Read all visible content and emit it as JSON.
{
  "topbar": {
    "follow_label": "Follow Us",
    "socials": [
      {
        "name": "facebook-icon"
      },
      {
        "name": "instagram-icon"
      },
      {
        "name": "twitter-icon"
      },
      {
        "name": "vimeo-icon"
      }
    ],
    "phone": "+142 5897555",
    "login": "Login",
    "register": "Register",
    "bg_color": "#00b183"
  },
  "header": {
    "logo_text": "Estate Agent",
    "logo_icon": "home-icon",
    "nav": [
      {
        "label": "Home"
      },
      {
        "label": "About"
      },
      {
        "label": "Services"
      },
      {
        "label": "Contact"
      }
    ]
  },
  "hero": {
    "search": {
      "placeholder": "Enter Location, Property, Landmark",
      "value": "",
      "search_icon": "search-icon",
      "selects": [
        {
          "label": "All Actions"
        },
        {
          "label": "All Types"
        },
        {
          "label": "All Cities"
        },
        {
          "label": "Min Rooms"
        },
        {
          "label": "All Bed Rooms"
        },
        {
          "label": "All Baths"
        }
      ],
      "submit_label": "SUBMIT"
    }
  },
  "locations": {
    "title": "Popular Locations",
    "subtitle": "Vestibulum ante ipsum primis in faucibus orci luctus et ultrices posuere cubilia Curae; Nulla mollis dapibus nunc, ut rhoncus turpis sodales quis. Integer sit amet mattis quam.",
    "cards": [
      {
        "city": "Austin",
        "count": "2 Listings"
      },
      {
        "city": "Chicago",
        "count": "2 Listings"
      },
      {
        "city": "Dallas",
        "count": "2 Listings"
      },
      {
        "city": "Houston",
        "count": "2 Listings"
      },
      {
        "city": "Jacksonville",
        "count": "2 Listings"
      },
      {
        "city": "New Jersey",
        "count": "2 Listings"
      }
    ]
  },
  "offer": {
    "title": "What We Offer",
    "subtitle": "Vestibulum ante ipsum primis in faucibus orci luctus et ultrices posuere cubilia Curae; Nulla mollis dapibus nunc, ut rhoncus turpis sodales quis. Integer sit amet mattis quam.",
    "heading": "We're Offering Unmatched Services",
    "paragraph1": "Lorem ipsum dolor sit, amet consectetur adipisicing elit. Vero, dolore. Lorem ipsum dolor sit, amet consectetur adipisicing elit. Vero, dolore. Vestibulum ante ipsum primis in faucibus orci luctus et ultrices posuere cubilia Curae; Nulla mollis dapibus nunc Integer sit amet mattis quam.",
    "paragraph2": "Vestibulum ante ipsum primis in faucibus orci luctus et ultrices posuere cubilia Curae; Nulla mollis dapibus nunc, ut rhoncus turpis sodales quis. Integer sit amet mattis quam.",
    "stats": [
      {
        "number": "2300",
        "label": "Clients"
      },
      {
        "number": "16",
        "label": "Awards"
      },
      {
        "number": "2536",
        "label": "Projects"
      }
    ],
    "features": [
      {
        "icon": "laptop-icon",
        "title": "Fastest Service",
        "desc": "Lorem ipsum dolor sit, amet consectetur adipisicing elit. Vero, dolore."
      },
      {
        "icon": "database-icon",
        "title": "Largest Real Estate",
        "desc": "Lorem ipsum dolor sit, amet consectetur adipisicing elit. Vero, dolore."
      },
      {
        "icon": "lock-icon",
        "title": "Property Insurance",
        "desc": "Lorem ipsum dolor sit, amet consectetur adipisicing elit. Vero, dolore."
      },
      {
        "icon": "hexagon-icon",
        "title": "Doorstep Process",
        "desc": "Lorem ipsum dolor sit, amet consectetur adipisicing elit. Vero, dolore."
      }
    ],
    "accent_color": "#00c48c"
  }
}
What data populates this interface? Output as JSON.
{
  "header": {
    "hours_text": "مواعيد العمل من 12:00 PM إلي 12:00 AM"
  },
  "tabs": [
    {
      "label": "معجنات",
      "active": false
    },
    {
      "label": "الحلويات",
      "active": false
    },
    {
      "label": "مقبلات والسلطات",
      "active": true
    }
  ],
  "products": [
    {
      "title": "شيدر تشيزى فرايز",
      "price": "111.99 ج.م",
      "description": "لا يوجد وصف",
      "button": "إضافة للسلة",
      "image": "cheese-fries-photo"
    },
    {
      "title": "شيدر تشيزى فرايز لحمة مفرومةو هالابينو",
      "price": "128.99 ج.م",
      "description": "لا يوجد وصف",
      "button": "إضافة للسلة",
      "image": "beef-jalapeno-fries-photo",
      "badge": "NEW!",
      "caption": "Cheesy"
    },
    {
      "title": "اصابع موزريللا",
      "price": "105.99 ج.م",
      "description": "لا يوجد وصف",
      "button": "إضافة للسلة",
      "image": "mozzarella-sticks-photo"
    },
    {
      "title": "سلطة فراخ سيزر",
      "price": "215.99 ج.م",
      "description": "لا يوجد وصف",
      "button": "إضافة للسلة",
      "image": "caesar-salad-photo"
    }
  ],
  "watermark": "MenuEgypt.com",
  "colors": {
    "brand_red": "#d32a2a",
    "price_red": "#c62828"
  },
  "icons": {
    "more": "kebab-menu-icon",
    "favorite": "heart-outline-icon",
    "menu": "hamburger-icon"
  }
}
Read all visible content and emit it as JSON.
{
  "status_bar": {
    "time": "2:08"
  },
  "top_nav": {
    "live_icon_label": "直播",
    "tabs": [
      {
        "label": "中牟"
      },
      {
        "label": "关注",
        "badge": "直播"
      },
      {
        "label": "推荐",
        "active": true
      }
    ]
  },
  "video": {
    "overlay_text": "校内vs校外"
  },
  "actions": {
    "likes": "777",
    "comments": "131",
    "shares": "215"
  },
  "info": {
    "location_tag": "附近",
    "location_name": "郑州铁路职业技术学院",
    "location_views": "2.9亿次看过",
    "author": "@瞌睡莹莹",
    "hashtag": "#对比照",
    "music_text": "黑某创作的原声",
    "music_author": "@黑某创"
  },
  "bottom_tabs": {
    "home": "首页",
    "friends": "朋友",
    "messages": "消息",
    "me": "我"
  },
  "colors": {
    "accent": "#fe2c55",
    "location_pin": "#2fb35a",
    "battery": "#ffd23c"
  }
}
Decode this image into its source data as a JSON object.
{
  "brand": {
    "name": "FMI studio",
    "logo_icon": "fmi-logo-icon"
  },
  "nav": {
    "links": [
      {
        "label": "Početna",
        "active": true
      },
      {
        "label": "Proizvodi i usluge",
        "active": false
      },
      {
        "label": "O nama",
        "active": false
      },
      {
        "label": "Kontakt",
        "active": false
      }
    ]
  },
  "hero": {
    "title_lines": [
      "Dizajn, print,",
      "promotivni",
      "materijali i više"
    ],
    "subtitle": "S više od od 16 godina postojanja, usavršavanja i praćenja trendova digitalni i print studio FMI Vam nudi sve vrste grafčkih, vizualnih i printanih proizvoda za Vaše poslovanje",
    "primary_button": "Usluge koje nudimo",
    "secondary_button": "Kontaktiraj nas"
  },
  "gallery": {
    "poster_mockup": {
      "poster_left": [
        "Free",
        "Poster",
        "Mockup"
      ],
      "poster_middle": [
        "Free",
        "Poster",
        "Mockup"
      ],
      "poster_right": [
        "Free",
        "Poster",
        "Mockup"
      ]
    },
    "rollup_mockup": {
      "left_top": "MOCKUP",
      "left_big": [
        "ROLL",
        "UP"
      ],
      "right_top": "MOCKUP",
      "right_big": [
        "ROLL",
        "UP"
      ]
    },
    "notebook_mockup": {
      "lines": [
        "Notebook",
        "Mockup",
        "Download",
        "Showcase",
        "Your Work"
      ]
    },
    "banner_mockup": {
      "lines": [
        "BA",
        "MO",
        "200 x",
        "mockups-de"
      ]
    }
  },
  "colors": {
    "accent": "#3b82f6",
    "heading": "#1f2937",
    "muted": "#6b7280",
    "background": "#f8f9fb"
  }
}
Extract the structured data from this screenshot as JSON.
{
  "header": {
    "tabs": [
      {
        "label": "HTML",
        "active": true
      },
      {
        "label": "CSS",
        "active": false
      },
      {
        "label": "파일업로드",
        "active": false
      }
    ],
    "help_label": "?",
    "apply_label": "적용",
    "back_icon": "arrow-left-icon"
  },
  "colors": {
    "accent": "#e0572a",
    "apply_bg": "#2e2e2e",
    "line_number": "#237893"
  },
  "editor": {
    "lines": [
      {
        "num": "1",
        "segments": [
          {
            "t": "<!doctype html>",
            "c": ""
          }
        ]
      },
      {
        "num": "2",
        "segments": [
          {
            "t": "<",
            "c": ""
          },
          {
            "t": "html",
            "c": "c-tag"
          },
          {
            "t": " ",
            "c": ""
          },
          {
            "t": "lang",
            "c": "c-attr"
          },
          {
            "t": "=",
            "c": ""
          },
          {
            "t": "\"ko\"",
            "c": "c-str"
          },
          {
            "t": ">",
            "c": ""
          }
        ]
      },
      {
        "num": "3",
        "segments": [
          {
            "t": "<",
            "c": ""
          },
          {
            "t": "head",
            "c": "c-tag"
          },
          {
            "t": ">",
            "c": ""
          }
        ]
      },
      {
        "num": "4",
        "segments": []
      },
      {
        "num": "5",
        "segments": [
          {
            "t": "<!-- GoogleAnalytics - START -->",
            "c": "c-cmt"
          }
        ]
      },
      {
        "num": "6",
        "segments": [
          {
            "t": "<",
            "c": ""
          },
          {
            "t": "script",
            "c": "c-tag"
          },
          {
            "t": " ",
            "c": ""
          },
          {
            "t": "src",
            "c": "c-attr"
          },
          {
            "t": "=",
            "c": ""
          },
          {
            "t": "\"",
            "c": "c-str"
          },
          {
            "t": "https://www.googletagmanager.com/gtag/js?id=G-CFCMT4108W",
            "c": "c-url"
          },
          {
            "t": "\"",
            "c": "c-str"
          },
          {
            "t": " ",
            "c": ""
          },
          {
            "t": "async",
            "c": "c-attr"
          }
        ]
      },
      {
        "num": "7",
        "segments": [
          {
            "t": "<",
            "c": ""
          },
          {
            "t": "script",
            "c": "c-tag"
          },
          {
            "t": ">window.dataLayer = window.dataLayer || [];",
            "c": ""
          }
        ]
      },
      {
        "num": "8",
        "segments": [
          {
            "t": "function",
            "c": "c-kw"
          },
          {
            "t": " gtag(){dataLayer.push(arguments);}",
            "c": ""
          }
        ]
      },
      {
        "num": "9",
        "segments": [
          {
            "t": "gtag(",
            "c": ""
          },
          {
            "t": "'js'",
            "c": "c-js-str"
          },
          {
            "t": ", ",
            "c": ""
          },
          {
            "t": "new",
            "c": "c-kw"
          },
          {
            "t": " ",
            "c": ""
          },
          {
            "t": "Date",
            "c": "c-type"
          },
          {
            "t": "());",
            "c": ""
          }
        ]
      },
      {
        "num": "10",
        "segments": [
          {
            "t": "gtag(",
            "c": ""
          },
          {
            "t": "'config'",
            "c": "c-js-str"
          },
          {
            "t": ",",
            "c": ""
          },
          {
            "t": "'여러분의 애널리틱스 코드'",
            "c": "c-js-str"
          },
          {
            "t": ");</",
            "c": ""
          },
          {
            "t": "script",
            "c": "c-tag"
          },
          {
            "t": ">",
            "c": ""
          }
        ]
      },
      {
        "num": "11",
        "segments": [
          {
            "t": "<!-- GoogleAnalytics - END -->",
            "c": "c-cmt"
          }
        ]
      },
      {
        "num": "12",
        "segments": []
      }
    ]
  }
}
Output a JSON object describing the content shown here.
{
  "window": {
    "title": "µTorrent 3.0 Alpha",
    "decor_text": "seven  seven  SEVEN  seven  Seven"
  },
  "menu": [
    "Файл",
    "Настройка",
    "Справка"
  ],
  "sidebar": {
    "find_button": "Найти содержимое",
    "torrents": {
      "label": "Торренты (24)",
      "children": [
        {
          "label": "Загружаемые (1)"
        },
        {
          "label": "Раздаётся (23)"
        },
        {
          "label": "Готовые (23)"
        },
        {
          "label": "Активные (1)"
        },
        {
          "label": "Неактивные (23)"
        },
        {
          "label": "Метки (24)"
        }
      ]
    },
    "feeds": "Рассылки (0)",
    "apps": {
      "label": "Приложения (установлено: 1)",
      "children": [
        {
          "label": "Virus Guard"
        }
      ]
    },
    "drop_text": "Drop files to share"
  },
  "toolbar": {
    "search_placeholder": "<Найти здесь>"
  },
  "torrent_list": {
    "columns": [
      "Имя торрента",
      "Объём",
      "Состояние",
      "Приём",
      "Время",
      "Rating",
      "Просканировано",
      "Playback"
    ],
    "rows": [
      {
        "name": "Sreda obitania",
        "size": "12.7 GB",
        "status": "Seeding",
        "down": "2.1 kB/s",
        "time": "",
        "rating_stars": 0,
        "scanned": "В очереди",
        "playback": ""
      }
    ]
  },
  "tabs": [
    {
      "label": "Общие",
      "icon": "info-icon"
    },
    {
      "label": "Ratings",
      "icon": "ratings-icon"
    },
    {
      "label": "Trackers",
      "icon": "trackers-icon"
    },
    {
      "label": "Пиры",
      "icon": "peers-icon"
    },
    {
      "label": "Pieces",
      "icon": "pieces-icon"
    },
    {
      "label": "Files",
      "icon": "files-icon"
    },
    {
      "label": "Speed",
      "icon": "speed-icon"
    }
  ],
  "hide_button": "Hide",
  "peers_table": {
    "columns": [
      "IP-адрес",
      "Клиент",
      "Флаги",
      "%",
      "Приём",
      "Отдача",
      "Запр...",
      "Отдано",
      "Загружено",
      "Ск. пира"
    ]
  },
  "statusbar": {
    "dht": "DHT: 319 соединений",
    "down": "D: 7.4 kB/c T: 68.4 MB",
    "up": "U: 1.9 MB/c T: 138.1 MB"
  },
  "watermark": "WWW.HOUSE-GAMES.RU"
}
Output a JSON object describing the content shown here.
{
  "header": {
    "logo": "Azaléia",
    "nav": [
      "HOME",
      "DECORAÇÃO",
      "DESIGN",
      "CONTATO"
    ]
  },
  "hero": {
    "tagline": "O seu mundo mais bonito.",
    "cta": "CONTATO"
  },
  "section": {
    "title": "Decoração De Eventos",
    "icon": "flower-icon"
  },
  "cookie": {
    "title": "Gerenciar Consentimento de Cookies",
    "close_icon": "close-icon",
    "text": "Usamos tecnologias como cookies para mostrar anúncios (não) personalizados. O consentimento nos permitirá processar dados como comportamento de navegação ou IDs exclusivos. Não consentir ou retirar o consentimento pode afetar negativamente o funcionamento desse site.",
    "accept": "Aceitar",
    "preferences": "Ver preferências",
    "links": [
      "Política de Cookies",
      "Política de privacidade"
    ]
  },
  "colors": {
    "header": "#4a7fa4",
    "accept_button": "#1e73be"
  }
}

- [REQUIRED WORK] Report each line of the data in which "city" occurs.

- [RESPONSE]
        "city": "Austin",
        "city": "Chicago",
        "city": "Dallas",
        "city": "Houston",
        "city": "Jacksonville",
        "city": "New Jersey",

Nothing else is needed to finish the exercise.